Horsing around with forensics

Monday, April 12, 2010 - 4:42pm
Brittney Hall

When people think forensics they usually think of CSI: Miami, not horses.

But Hannah Pryce, a student in the forensics program at University of Toronto Mississauga, spent her internship experience within the office of the Toronto Police Service Mounted Unit (TPSMU). Internship courses like this are a unique experiential learning opportunity available at U of T Mississauga.

During her time there, she observed and collected data on the officers.

The mounted units know that they are effective with regards to crowd control, but no one has ever looked at data before, that I know of. My project started as streamlining the TPSMU system and ended up with me trying to streamline everyone's [data], says Pryce.

She gathered information such as the number of arrests and hours worked. She also looked at how many officers were sent for crowd control and how they performed in the situation.

Pryce monitored the police officers as they worked in groups from two to 30 and collected data. She surveyed the staff of the police station, looking at topics such as whether community satisfaction was actively tracked, analyzed and stored, and whether standardized operating procedures for reporting, analysis and management were clearly written out and accessible to officers.

She says the units can be very different in size, functions, locations and types of horses they used, but they all serve their communities in the same way. The people at TPSMU are phenomenal—they are incredibly kind professionals, says Pryce. It was a great experience, they do good for the community.

And observing the officers was not all that she got to do. Pryce, who has ridden since she was a young girl, got to ride some of the massive police horses, and even gave lessons to less experienced riders. She was even invited back to be the guest judge at this year's riding competition, she says.
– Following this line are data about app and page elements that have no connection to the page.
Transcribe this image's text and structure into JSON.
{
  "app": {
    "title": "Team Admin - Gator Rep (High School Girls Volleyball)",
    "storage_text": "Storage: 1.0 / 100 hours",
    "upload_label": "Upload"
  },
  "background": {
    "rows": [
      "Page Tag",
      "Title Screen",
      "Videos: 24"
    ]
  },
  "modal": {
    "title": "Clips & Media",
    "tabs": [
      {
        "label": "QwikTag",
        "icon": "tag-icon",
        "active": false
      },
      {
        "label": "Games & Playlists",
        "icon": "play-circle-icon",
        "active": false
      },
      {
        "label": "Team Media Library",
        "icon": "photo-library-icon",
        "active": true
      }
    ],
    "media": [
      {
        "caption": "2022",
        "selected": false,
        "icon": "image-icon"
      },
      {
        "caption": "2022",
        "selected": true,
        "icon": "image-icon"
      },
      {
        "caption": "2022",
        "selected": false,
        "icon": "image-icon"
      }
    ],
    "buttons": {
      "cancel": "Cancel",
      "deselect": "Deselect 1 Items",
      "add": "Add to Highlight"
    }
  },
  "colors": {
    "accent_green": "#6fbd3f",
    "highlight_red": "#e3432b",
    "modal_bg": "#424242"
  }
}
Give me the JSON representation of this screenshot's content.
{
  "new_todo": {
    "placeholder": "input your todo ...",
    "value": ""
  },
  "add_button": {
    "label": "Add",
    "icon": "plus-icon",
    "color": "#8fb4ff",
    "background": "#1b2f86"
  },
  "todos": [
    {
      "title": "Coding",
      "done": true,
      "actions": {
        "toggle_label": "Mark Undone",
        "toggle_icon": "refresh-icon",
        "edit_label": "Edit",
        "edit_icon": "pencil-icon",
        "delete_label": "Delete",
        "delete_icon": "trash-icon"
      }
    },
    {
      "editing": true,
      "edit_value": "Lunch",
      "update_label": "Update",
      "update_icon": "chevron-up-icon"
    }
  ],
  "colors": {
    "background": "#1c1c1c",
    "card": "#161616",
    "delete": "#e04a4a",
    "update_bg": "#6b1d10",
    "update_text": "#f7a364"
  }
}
Every time you ride a horse, the horse teaches you something new as well, says Pryce.